= WORK TO BE COMPLETED =
Tally the lines in the data below where the word "Ελαιόλαδο" appears, and give the tally alone.

Interface dataset entries:
::::::::

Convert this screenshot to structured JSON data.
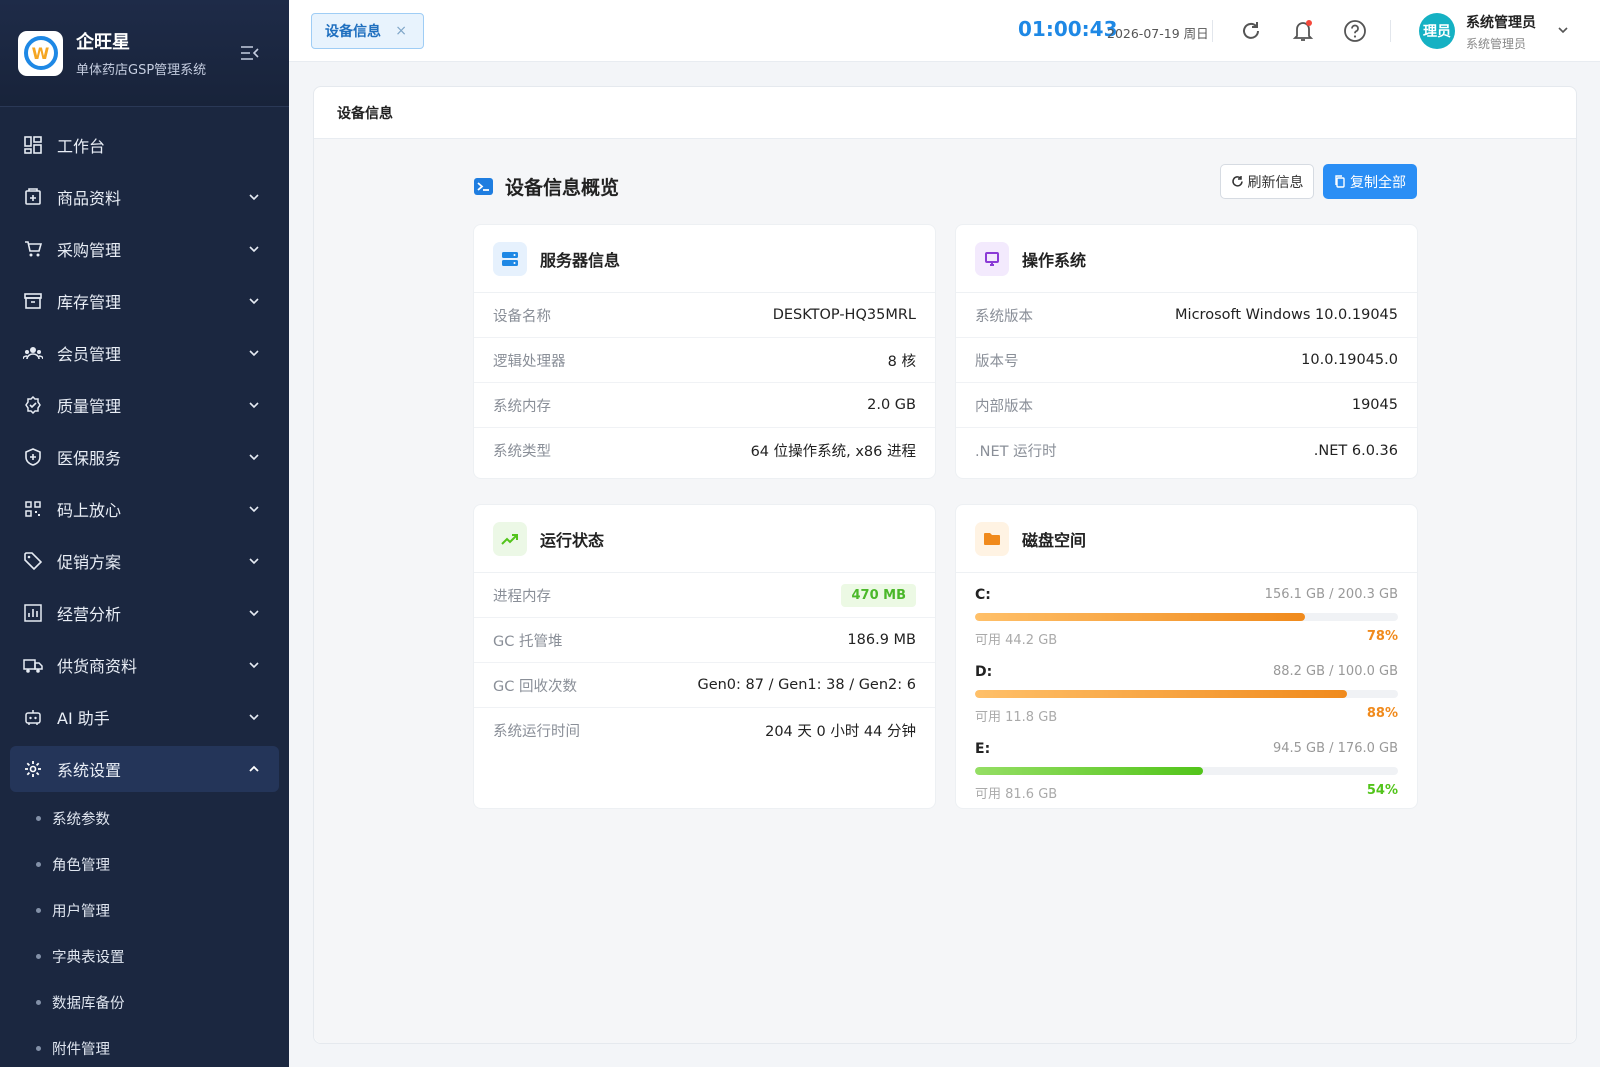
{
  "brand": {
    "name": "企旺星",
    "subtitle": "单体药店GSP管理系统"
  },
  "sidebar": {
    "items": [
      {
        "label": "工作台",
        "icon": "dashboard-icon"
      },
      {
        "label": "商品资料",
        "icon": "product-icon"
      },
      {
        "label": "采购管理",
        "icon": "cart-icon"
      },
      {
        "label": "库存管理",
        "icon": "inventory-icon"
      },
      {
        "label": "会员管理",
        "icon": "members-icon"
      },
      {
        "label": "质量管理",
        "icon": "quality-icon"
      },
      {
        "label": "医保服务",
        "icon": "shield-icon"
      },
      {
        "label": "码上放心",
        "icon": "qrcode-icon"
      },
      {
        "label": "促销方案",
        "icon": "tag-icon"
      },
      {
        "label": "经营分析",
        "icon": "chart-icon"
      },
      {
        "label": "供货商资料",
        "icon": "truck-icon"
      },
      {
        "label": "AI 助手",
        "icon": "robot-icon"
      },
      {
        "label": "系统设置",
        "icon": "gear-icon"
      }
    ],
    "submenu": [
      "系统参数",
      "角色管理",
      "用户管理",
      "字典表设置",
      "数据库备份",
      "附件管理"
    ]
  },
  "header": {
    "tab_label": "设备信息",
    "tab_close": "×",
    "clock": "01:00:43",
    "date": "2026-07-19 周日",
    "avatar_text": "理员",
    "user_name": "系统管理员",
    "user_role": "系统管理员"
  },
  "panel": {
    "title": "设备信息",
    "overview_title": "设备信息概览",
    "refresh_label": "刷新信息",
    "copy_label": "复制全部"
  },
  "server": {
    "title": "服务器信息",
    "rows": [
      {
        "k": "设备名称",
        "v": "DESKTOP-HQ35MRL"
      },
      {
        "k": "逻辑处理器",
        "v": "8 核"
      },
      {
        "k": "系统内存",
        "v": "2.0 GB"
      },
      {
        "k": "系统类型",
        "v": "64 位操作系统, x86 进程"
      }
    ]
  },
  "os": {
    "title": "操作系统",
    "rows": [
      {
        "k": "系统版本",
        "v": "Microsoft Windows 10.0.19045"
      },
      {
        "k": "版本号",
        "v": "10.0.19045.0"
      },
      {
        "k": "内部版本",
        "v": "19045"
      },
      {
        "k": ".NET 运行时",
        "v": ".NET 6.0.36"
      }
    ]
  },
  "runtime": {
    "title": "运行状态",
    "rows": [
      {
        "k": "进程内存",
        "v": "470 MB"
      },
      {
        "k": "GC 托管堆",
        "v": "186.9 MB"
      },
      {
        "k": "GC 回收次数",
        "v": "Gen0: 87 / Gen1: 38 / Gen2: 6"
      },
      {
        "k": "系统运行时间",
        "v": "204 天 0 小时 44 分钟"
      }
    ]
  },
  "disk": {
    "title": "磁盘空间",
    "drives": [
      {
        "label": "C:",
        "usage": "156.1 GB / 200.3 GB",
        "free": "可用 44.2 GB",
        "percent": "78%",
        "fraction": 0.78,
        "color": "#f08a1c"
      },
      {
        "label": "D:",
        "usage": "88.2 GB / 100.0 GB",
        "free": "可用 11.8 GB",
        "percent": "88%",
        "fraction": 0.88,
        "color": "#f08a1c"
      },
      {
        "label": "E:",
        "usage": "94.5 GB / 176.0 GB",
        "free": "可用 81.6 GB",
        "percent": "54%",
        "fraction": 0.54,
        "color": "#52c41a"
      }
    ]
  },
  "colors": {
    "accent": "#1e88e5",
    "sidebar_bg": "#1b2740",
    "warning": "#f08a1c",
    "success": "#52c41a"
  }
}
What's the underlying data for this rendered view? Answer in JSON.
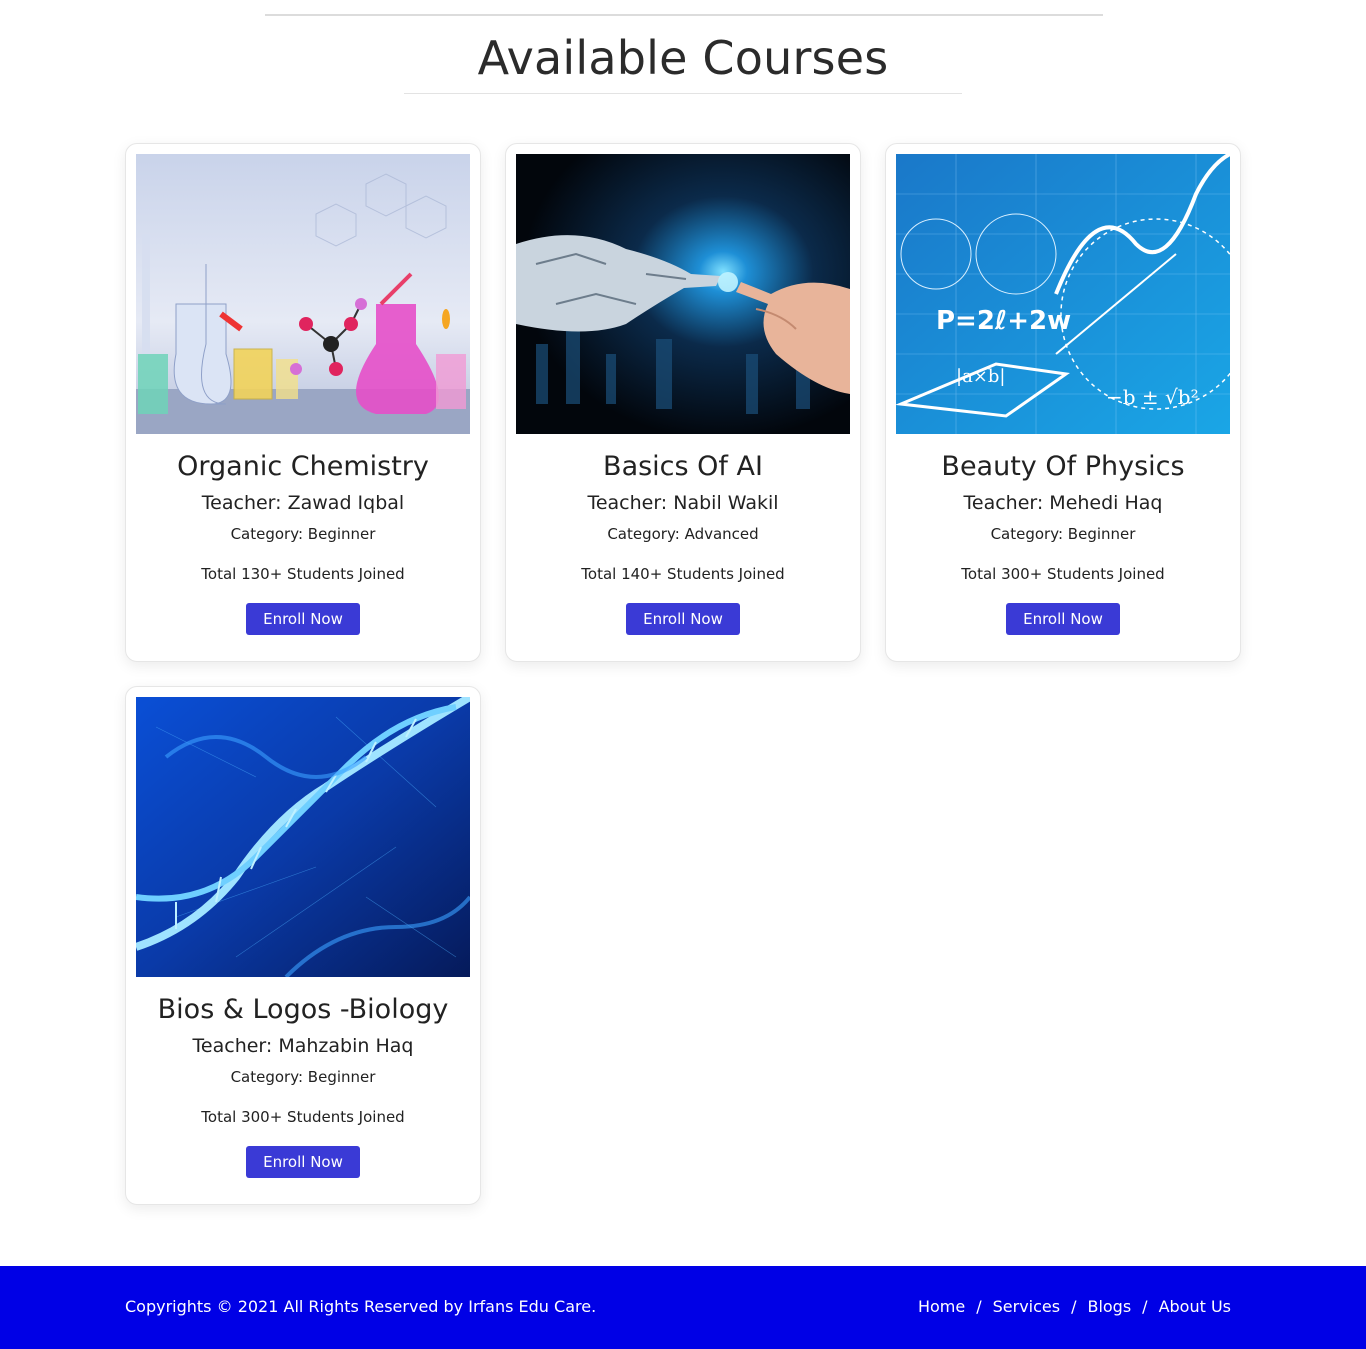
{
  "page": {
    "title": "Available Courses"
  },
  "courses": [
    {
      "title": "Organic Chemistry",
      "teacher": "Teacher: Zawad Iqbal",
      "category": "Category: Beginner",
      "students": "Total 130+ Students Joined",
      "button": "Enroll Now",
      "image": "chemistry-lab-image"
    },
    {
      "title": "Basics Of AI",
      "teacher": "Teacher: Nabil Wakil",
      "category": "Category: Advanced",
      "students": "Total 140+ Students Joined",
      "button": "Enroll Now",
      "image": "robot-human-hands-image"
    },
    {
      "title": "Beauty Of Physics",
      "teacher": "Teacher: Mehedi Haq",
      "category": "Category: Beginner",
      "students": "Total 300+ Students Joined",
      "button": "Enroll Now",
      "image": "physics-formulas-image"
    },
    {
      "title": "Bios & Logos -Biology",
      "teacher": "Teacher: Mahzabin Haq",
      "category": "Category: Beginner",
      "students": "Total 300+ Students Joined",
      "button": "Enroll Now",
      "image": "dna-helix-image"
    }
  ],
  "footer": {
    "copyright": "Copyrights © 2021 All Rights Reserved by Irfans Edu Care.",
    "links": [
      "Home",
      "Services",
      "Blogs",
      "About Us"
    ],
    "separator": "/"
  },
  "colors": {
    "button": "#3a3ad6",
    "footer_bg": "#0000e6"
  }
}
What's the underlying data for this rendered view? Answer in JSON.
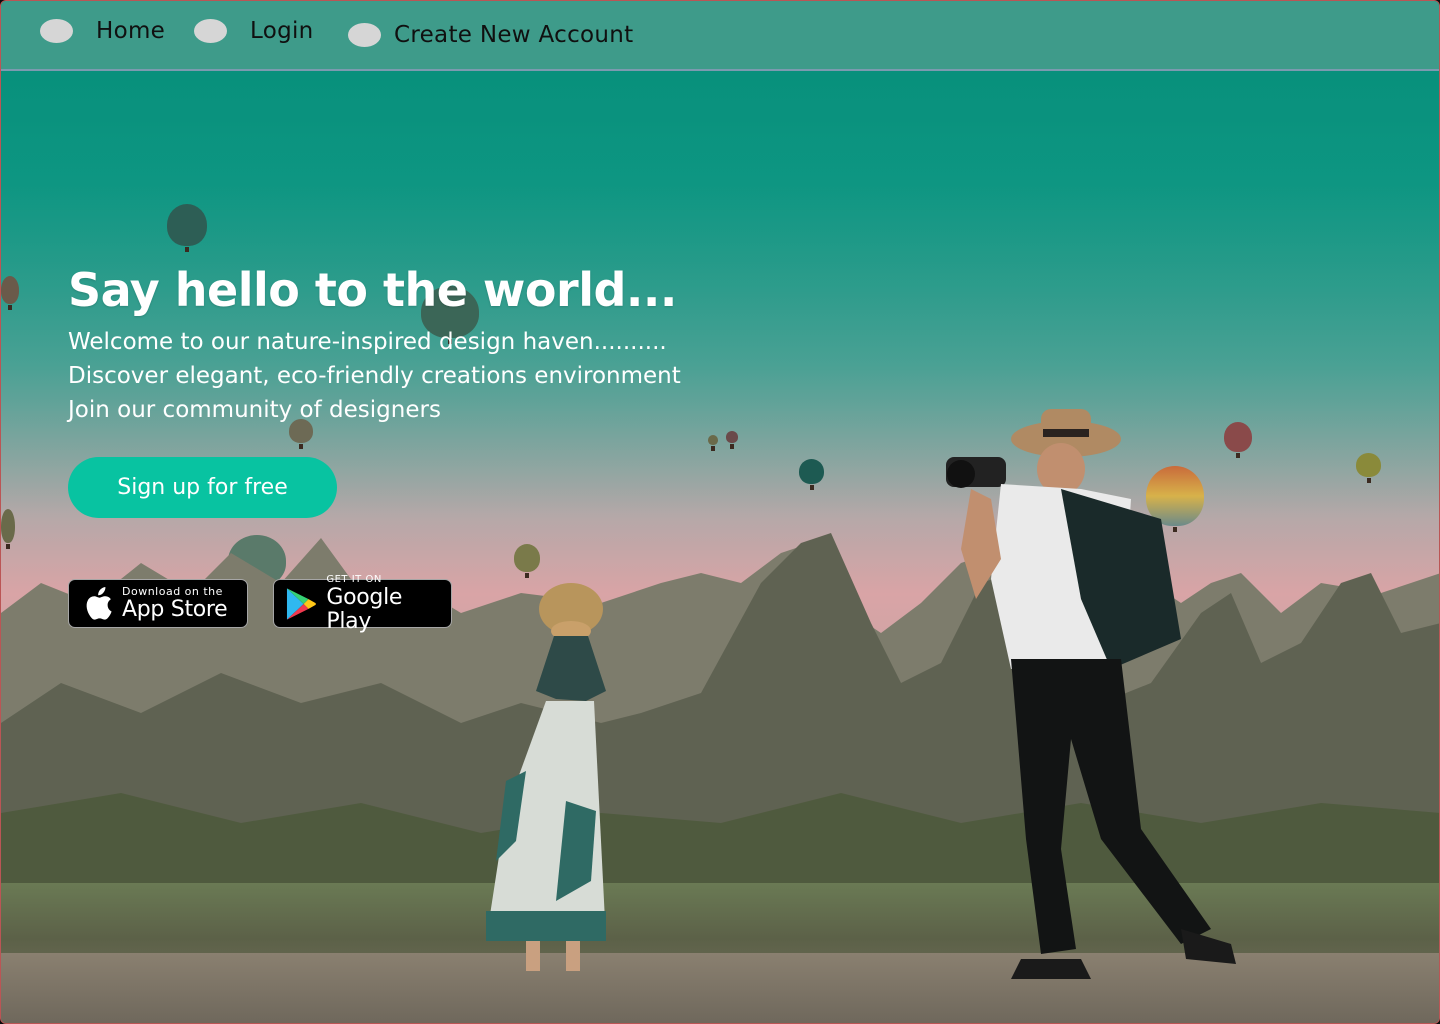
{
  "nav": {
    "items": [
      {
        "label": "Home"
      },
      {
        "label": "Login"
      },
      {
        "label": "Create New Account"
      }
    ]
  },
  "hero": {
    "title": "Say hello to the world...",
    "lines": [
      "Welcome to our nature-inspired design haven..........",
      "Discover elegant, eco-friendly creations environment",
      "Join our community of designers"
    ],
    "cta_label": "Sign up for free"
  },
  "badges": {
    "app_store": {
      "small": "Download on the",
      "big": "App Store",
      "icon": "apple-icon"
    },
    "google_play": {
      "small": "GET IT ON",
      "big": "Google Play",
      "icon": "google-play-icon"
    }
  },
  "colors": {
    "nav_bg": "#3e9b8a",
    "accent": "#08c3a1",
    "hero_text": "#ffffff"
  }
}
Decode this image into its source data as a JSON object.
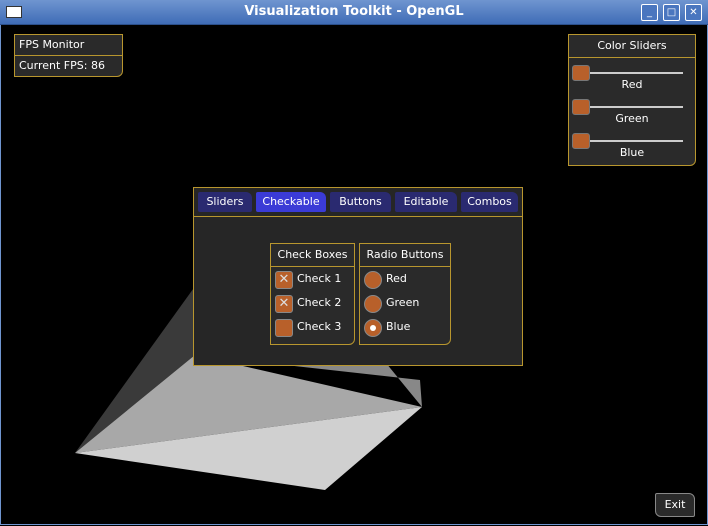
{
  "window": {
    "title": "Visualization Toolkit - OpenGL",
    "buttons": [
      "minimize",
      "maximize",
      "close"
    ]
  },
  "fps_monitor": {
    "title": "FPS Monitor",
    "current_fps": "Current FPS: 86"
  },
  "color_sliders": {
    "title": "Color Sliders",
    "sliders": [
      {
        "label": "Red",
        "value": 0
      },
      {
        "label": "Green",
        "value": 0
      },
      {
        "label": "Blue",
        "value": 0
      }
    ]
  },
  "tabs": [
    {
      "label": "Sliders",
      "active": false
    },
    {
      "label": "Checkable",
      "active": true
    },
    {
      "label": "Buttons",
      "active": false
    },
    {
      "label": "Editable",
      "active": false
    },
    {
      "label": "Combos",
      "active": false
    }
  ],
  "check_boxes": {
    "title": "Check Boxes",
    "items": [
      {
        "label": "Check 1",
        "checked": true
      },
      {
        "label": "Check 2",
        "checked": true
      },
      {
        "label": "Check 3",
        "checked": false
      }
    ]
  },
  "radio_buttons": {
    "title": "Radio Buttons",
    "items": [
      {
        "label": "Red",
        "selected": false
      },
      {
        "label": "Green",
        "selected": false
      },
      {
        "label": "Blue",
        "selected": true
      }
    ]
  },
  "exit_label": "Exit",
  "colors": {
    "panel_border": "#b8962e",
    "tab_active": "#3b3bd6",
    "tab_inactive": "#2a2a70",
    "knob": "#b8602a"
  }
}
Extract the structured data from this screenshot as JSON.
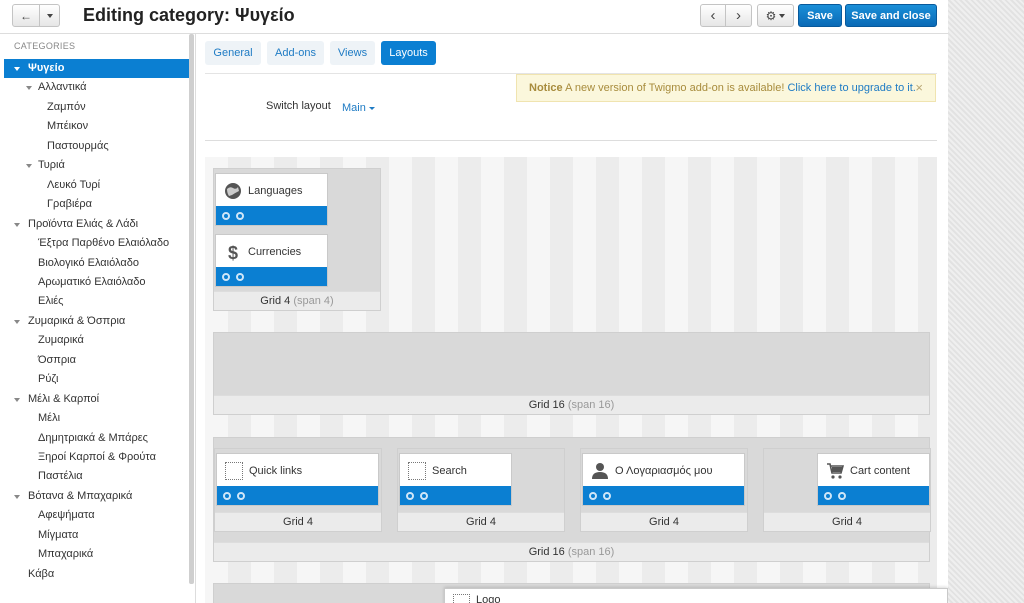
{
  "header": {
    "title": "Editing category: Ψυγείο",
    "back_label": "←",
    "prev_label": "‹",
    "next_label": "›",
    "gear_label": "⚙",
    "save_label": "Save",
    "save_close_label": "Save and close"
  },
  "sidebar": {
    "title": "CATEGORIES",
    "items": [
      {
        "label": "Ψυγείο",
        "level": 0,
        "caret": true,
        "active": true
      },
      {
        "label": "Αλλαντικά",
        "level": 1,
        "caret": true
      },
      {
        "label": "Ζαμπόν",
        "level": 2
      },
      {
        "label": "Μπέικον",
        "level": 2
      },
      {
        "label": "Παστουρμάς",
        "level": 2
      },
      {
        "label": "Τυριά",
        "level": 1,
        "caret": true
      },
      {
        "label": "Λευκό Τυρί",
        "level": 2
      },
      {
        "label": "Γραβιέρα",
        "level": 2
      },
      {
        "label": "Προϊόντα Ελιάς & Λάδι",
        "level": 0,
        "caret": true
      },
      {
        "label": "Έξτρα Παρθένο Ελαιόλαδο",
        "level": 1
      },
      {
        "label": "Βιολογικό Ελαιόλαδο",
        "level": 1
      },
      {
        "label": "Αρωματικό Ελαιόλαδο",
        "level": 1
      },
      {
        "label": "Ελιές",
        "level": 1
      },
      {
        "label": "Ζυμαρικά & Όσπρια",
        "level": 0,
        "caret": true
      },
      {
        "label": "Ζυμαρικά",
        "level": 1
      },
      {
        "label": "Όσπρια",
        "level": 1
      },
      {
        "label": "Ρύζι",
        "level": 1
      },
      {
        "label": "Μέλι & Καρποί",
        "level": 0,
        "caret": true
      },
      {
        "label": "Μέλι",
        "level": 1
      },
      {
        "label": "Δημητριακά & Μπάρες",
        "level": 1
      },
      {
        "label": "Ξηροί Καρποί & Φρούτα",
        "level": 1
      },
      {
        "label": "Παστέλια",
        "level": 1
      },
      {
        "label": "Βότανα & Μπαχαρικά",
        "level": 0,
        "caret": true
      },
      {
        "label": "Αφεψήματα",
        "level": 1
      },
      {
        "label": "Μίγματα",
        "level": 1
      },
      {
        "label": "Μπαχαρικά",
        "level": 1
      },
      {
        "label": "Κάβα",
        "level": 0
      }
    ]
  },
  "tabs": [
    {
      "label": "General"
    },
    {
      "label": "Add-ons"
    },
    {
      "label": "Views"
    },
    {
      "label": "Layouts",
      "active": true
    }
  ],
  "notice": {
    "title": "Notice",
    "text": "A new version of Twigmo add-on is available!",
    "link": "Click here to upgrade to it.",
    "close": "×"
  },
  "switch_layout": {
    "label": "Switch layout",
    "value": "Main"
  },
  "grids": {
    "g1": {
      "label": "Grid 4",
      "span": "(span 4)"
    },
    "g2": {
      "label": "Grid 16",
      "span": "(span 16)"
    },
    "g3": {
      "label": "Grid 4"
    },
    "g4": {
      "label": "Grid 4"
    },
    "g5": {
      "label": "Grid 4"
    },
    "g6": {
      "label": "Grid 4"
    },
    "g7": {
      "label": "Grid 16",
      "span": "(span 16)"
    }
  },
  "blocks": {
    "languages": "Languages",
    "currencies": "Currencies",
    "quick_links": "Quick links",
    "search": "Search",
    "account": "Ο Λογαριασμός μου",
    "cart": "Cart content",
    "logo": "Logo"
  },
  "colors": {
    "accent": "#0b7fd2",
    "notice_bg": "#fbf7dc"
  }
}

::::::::

= ANSWER BELOW =
3